We said that Garmin had some clever people in its development teams, and that talent is no more evident than when it comes to battery life.
The Vivosmart HR+ will last around six days with full notifications and workout sessions. It’s impressive longevity that really crowns a top performance.
*Correction: In the original article we said that the Vivosmart HR+ supported ANT+ chest straps. While the Vivosmart HR+ does support ANT+, it does not include HR straps.
Garmin Vivosmart HR+
The Garmin Vivosmart HR+ is one of the best devices we’ve seen for runners who want more from their fitness tracker. If you’re even a half serious runner, the Vivosmart HR+ trounces Fitbit’s line-up, offering serious run tracking along with powerful daily activity stats.
There are limitations, however. The Vivosmart HR+ has been left a little short of dedicated sports to track, with running the only named activity.

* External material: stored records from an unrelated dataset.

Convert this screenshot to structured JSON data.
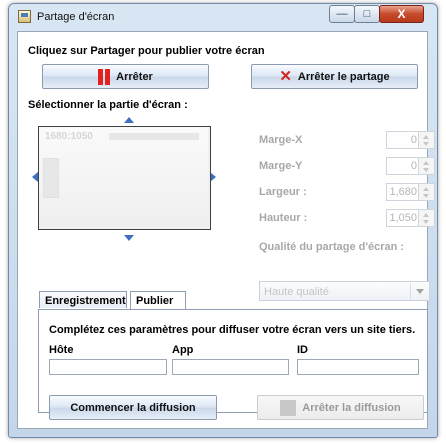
{
  "window": {
    "title": "Partage d'écran",
    "controls": {
      "minimize": "—",
      "maximize": "□",
      "close": "X"
    }
  },
  "main": {
    "instruction": "Cliquez sur Partager pour publier votre écran",
    "pause_button": {
      "label": "Arrêter",
      "icon": "pause-icon"
    },
    "stop_share_button": {
      "label": "Arrêter le partage",
      "icon": "close-icon"
    },
    "select_area_label": "Sélectionner la partie d'écran :",
    "preview": {
      "resolution_text": "1680:1050"
    }
  },
  "settings": {
    "margin_x": {
      "label": "Marge-X",
      "value": "0"
    },
    "margin_y": {
      "label": "Marge-Y",
      "value": "0"
    },
    "width": {
      "label": "Largeur :",
      "value": "1,680"
    },
    "height": {
      "label": "Hauteur :",
      "value": "1,050"
    },
    "quality": {
      "label": "Qualité du partage d'écran :",
      "selected": "Haute qualité"
    }
  },
  "tabs": [
    {
      "label": "Enregistrement",
      "active": false
    },
    {
      "label": "Publier",
      "active": true
    }
  ],
  "publish": {
    "description": "Complétez ces paramètres pour diffuser votre écran vers un site tiers.",
    "host_label": "Hôte",
    "app_label": "App",
    "id_label": "ID",
    "host_value": "",
    "app_value": "",
    "id_value": "",
    "start_button": "Commencer la diffusion",
    "stop_button": "Arrêter la diffusion"
  },
  "colors": {
    "accent_blue": "#3f6fc0",
    "stop_red": "#d32520",
    "window_frame": "#c4d6ea"
  }
}
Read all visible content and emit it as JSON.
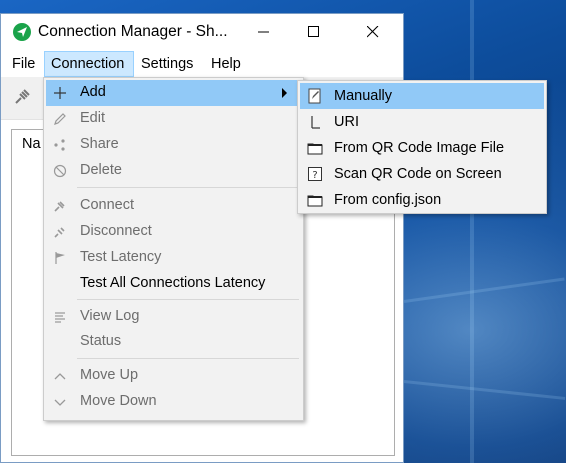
{
  "window": {
    "title": "Connection Manager - Sh..."
  },
  "menubar": {
    "items": [
      "File",
      "Connection",
      "Settings",
      "Help"
    ],
    "active": "Connection"
  },
  "list": {
    "header": "Na"
  },
  "connection_menu": {
    "items": [
      {
        "label": "Add",
        "icon": "plus-icon",
        "enabled": true,
        "highlighted": true,
        "submenu": true
      },
      {
        "label": "Edit",
        "icon": "pencil-icon",
        "enabled": false
      },
      {
        "label": "Share",
        "icon": "share-icon",
        "enabled": false
      },
      {
        "label": "Delete",
        "icon": "prohibited-icon",
        "enabled": false
      },
      {
        "label": "Connect",
        "icon": "plug-icon",
        "enabled": false
      },
      {
        "label": "Disconnect",
        "icon": "unplug-icon",
        "enabled": false
      },
      {
        "label": "Test Latency",
        "icon": "flag-icon",
        "enabled": false
      },
      {
        "label": "Test All Connections Latency",
        "icon": "",
        "enabled": true
      },
      {
        "label": "View Log",
        "icon": "log-icon",
        "enabled": false
      },
      {
        "label": "Status",
        "icon": "",
        "enabled": false
      },
      {
        "label": "Move Up",
        "icon": "chevron-up-icon",
        "enabled": false
      },
      {
        "label": "Move Down",
        "icon": "chevron-down-icon",
        "enabled": false
      }
    ]
  },
  "add_submenu": {
    "items": [
      {
        "label": "Manually",
        "icon": "edit-document-icon",
        "highlighted": true
      },
      {
        "label": "URI",
        "icon": "text-cursor-icon"
      },
      {
        "label": "From QR Code Image File",
        "icon": "folder-icon"
      },
      {
        "label": "Scan QR Code on Screen",
        "icon": "question-box-icon"
      },
      {
        "label": "From config.json",
        "icon": "folder-icon"
      }
    ]
  },
  "colors": {
    "highlight": "#91c9f7",
    "menu_active": "#cce8ff",
    "app_icon": "#1aa34a",
    "disabled_text": "#6d6d6d"
  }
}
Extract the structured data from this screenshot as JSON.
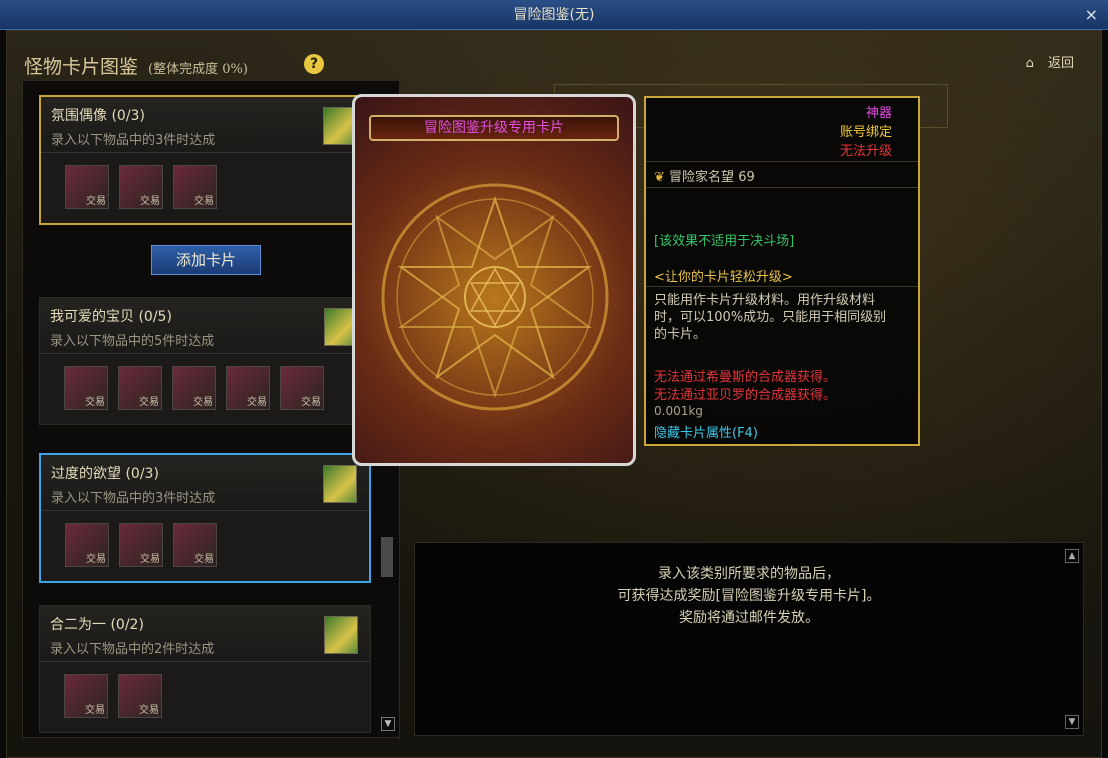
{
  "window": {
    "title": "冒险图鉴(无)"
  },
  "header": {
    "title": "怪物卡片图鉴",
    "subtitle": "(整体完成度 0%)",
    "help_glyph": "?",
    "home_glyph": "⌂",
    "back_label": "返回"
  },
  "add_card_label": "添加卡片",
  "cards": [
    {
      "name": "氛围偶像 (0/3)",
      "desc": "录入以下物品中的3件时达成",
      "slot_tag": "交易"
    },
    {
      "name": "我可爱的宝贝 (0/5)",
      "desc": "录入以下物品中的5件时达成",
      "slot_tag": "交易"
    },
    {
      "name": "过度的欲望 (0/3)",
      "desc": "录入以下物品中的3件时达成",
      "slot_tag": "交易"
    },
    {
      "name": "合二为一 (0/2)",
      "desc": "录入以下物品中的2件时达成",
      "slot_tag": "交易"
    }
  ],
  "popup": {
    "banner": "冒险图鉴升级专用卡片"
  },
  "tooltip": {
    "rarity": "神器",
    "bind": "账号绑定",
    "upgrade": "无法升级",
    "fame_label": "冒险家名望",
    "fame_value": "69",
    "note_green": "[该效果不适用于决斗场]",
    "note_gold": "<让你的卡片轻松升级>",
    "body": "只能用作卡片升级材料。用作升级材料时，可以100%成功。只能用于相同级别的卡片。",
    "red1": "无法通过希曼斯的合成器获得。",
    "red2": "无法通过亚贝罗的合成器获得。",
    "weight": "0.001kg",
    "hidden": "隐藏卡片属性(F4)"
  },
  "info": {
    "line1": "录入该类别所要求的物品后，",
    "line2": "可获得达成奖励[冒险图鉴升级专用卡片]。",
    "line3": "奖励将通过邮件发放。"
  },
  "close_glyph": "×",
  "scroll_up_glyph": "▲",
  "scroll_down_glyph": "▼"
}
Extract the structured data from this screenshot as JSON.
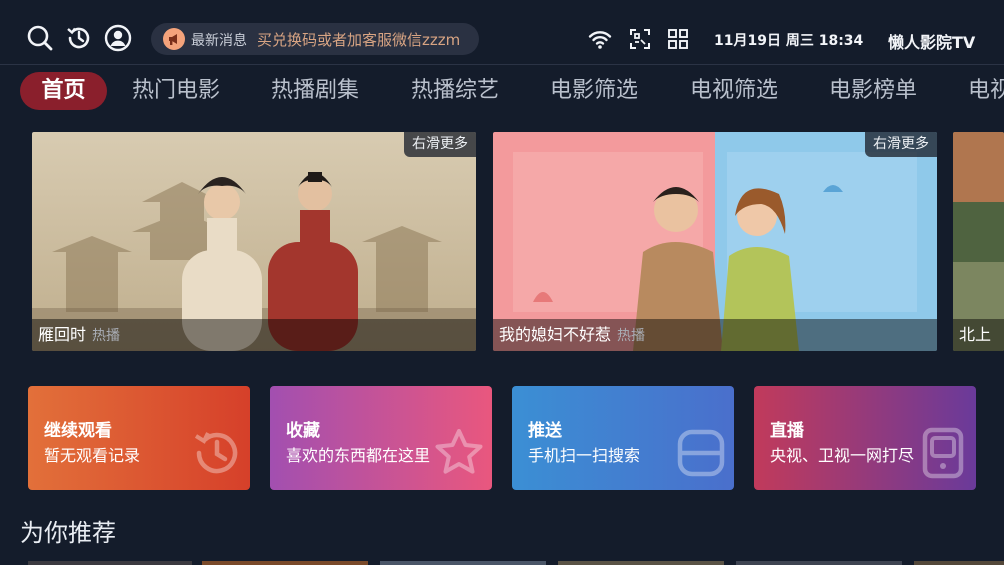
{
  "header": {
    "news_label": "最新消息",
    "news_ticker": "买兑换码或者加客服微信zzzm",
    "datetime": "11月19日 周三 18:34",
    "brand": "懒人影院TV",
    "icons": [
      "search-icon",
      "history-icon",
      "user-icon",
      "megaphone-icon",
      "wifi-icon",
      "scan-icon",
      "apps-grid-icon"
    ]
  },
  "nav": {
    "tabs": [
      {
        "label": "首页",
        "active": true
      },
      {
        "label": "热门电影"
      },
      {
        "label": "热播剧集"
      },
      {
        "label": "热播综艺"
      },
      {
        "label": "电影筛选"
      },
      {
        "label": "电视筛选"
      },
      {
        "label": "电影榜单"
      },
      {
        "label": "电视"
      }
    ]
  },
  "banners": [
    {
      "title": "雁回时",
      "tag": "热播",
      "more": "右滑更多"
    },
    {
      "title": "我的媳妇不好惹",
      "tag": "热播",
      "more": "右滑更多"
    },
    {
      "title": "北上",
      "tag": "",
      "more": ""
    }
  ],
  "cards": [
    {
      "title": "继续观看",
      "subtitle": "暂无观看记录",
      "icon": "history-icon"
    },
    {
      "title": "收藏",
      "subtitle": "喜欢的东西都在这里",
      "icon": "star-icon"
    },
    {
      "title": "推送",
      "subtitle": "手机扫一扫搜索",
      "icon": "scan-icon"
    },
    {
      "title": "直播",
      "subtitle": "央视、卫视一网打尽",
      "icon": "tv-icon"
    }
  ],
  "section_title": "为你推荐",
  "colors": {
    "background": "#141c2b",
    "active_tab": "#8a1f2c",
    "ticker_text": "#d8a483",
    "card_continue": [
      "#e2703a",
      "#d6402a"
    ],
    "card_favorite": [
      "#a24fb0",
      "#e9577e"
    ],
    "card_push": [
      "#3b8fd4",
      "#4a6fcc"
    ],
    "card_live": [
      "#c13a5b",
      "#6a3a9a"
    ]
  }
}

In this respect we would like to have seen cycling and swimming added, but that’s the only blemish on a top fitness tracker worthy of your cash.
- Great activity monitoring
- GPS for accurate run tracking
- Top battery life and notifications
- Lacking sports other than running
- Bit chunky for small wrists
- Optical HR still imperfect